May 04, 2018
Whether live and on-stage or on television, the men and women who participate in “Whose Line Is It Anyway?” are tops when it comes to the art of comic improvisation. First executed on Channel 4 in the United Kingdom in 1989, with a U.S. edition hosted by Drew Carrey for ABC (1998–2007), and currently at The CW with Aisha Tyler at the helm, all three versions of “Whose Line Is It Anyway?” have one thing in common: Colin Mochrie, the only performer to have appeared in every episode of the U.S. version of the show.
Currently, Mochrie and fellow “Whose Line Is It Anyway?” comic Brad Sherwood are taking what Mochrie calls "a more intimate and more freeform” version of that audience-interactive improv to the stages of Parx Casino’s Xcite Center tonight with “Scared Scriptless.”
Mochrie mentions that the difference between U.K. and U.S. improvisational comics was the famed fourth wall.
“Brits break through that wall all the time, and will do anything for a laugh,” Mochrie said.
“American improvisational comics are just a little more precious in what they do. They really focus on character development.”
Audience members making live suggestions to the improv teams are also radically different, in Mochrie’s eyes. Americans tend to be more pop-culture oriented, while Brits favor deep history.
“The abdication of Charles the II was a big topic in England,” Mochrie said with a laugh.
“Needless to say, I knew nothing about Charles. I did Martin Luther King’s ‘I Have a Dream’ speech. In my world, that was right and absolutely true. Only in improv are you always correct.”
You have to be confident in your vision (“even when the scene makes no sense”) to have such a potent level of improvisation ring true, he says.
There is more leeway as each audience – be it “Whose Line Is It Anyway?” or “Scared Scriptless” – are the ones making each scene’s suggestions.
“But if the crowd smells desperation or you lack confidence, the crowd will sense that immediately and pounce on you,” said Mochrie.
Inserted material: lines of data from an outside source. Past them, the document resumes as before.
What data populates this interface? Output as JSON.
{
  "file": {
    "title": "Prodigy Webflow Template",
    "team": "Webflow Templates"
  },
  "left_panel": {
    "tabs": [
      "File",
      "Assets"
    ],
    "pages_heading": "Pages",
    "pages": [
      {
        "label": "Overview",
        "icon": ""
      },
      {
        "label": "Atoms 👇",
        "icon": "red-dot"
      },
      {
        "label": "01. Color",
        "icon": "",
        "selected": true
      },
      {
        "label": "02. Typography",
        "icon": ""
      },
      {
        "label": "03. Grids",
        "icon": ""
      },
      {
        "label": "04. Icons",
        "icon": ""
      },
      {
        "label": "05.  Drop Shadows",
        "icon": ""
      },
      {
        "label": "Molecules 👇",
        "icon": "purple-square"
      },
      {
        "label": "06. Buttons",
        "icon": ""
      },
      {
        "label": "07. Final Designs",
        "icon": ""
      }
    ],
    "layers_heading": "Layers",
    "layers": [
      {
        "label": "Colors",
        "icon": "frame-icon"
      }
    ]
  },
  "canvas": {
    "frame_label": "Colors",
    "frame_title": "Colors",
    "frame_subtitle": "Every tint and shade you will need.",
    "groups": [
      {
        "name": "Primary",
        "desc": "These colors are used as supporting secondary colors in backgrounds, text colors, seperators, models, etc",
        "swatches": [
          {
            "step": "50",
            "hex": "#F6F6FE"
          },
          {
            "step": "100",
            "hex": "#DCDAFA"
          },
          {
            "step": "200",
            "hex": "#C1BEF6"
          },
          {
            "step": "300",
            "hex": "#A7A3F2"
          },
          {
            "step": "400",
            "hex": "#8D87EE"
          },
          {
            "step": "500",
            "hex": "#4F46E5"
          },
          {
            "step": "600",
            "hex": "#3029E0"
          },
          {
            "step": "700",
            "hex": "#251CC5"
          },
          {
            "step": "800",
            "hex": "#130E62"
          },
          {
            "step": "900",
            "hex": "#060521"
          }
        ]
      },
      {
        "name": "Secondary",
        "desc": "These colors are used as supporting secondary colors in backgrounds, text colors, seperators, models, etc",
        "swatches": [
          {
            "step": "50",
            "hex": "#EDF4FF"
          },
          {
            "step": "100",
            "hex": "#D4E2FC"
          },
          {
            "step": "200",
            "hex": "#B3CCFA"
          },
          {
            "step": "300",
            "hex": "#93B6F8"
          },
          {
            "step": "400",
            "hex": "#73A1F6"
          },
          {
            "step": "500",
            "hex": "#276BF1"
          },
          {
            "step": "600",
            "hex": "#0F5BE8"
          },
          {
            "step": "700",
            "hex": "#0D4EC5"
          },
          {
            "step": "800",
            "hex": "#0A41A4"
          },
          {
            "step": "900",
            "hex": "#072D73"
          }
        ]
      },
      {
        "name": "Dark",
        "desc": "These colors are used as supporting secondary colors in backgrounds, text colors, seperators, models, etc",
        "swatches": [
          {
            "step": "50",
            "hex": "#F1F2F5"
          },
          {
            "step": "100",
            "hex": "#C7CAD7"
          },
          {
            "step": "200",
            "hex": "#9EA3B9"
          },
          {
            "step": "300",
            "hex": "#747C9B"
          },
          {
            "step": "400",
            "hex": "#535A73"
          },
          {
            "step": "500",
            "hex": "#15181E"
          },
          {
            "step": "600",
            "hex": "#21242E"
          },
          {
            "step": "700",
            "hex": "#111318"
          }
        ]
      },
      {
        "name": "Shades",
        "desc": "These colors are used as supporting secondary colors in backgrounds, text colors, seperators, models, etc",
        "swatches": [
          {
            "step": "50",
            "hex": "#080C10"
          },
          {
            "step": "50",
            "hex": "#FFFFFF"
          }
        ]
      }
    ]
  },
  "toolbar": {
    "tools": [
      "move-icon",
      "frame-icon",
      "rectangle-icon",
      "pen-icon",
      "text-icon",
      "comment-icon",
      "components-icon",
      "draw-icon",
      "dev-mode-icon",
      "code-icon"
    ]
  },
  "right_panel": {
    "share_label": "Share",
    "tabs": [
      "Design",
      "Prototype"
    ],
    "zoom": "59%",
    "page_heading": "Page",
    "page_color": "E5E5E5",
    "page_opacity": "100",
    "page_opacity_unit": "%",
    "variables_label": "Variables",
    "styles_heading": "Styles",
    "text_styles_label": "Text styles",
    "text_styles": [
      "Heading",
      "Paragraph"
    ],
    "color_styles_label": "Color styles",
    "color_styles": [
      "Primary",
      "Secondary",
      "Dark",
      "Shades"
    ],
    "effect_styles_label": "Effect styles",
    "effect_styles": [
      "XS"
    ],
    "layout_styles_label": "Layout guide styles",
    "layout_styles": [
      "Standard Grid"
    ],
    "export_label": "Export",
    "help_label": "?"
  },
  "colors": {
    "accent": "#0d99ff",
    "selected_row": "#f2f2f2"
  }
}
Starting in traditional theater, where hard, mindful listening is key, also helped Mochrie through all levels of improvisation.
But if the crowd smells desperation or you lack confidence, the crowd will sense that immediately and pounce on you."
“It’s such a sweet gig,” said the comedian. “So much so, that it has crept into real life as my wife and I apply those principles to our life. There is a lot of saying ‘yes.'
"Along with 'Scared Scriptless' being a smaller, more mobile and intelligent unit than 'Whose Line Is It Anyway?,' what makes the former different than the latter is the length of the scenes. 'Scared Scriptless' allows us to do one scene for 15 to 20 minutes. There is also a limited amount of game-playing with two people, but that focus allows us to be more flexible and use the audience more. We actually bring them up on stage about 80 percent of the time. They’re our third member, always.”
If you go to “Scared Scriptless” expecting it's comedians to hit upon current politics as stand-up comedians do, don’t bother.
“We really try to steer away from politics,” claimed Mochrie.
“I feel as if since the W. Bush era, all politics divides the audience and stops the evening cold. It’s only gotten worse now. You have to keep a good improvisation going and flowing in order for it to be funny, so we’ll have none of that hard hitting political stuff.”
Colin Mochrie and Brad Sherwood will be at Parx Casino's Xcite Center Friday, May 4 for their "Scared Scriptless" tour. Show time is 8 p.m. Click here for ticket information.